The meaning of the IMDb score: 7.5 usually indicates a level of excellence equivalent to about three and a half stars from the critics. 6.0 usually indicates lukewarm watchability, comparable to approximately two and a half stars from the critics. The fives are generally not worthwhile unless they are really your kind of material, equivalent to about a two star rating from the critics, or a C- from our system. Films rated below five are generally awful even if you like that kind of film - this score is roughly equivalent to one and a half stars from the critics or a D on our scale. (Possibly even less, depending on just how far below five the rating is.

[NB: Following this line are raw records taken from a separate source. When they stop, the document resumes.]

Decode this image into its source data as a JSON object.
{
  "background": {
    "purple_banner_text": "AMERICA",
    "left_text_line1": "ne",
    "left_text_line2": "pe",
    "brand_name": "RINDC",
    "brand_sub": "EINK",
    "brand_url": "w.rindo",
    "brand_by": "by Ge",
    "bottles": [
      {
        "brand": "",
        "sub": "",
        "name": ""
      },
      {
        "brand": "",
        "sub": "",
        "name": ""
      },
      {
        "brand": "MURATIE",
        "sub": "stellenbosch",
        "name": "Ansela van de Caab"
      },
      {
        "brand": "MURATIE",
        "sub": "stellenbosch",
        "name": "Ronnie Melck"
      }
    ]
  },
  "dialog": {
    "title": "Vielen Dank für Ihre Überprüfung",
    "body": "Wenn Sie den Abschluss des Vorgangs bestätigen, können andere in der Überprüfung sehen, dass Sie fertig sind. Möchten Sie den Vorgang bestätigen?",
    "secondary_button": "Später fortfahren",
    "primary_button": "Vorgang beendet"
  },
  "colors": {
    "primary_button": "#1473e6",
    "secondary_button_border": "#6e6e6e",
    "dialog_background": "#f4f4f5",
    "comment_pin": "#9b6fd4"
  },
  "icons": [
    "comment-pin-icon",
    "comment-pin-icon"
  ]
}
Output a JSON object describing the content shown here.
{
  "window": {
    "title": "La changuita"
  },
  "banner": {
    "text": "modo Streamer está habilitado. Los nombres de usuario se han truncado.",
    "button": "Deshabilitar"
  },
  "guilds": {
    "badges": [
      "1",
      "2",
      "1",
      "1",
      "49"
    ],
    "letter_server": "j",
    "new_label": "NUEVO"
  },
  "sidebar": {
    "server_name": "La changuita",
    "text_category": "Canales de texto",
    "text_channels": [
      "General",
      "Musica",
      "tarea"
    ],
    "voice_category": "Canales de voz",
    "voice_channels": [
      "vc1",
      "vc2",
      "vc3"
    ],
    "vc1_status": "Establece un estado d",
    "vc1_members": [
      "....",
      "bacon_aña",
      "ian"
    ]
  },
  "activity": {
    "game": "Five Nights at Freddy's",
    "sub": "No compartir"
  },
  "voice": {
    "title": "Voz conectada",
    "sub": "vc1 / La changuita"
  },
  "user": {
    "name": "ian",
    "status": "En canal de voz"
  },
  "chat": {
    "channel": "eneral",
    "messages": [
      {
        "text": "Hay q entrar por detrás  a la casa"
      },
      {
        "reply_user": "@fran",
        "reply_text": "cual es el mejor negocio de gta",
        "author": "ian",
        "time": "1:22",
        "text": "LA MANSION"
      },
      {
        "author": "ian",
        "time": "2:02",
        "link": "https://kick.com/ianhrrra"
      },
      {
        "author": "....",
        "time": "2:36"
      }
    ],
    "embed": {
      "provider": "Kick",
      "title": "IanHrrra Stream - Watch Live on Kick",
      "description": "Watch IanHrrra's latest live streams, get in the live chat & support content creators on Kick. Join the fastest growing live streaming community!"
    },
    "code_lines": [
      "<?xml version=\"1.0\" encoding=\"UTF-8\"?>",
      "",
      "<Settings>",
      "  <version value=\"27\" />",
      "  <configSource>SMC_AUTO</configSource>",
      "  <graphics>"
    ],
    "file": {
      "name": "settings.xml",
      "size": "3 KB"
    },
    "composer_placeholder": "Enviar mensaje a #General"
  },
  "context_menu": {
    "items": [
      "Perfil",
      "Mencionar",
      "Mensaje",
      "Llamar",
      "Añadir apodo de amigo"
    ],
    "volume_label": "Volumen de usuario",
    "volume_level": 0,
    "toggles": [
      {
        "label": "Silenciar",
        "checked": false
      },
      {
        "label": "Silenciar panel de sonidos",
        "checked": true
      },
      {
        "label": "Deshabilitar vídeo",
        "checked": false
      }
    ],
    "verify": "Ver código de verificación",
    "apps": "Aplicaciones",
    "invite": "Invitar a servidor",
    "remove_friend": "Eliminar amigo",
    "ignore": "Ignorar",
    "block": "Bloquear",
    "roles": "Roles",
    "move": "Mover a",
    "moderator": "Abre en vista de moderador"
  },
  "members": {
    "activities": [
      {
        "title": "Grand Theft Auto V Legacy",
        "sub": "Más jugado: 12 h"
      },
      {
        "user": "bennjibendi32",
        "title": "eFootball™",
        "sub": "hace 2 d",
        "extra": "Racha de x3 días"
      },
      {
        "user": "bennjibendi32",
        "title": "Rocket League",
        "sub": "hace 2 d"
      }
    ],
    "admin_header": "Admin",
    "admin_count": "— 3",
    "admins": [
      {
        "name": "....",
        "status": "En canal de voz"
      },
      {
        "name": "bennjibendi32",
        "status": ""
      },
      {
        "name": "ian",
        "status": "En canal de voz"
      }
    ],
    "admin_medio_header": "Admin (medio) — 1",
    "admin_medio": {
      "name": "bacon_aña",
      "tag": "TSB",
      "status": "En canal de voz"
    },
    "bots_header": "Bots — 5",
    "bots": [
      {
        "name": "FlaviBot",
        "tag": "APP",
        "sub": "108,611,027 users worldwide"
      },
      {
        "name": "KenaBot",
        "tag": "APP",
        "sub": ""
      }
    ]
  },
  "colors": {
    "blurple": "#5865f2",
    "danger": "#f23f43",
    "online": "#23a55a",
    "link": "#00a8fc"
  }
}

My own guideline: A means the movie is so good it will appeal to you even if you hate the genre. B means the movie is not good enough to win you over if you hate the genre, but is good enough to do so if you have an open mind about this type of film. C means it will only appeal to genre addicts, and has no crossover appeal. (C+ means it has no crossover appeal, but will be considered excellent by genre fans, while C- indicates that it we found it to be a poor movie although genre addicts find it watchable). D means you'll hate it even if you like the genre. E means that you'll hate it even if you love the genre. F means that the film is not only unappealing across-the-board, but technically inept as well. Any film rated C- or better is recommended for fans of that type of film. Any film rated B- or better is recommended for just about anyone. We don't score films below C- that often, because we like movies and we think that most of them have at least a solid niche audience. Now that you know that, you should have serious reservations about any movie below C-.

Based on this description, this is a C-. Some good eye candy, but it manages to make a sensational murder into a tedious exercise.

Return to the Movie House home page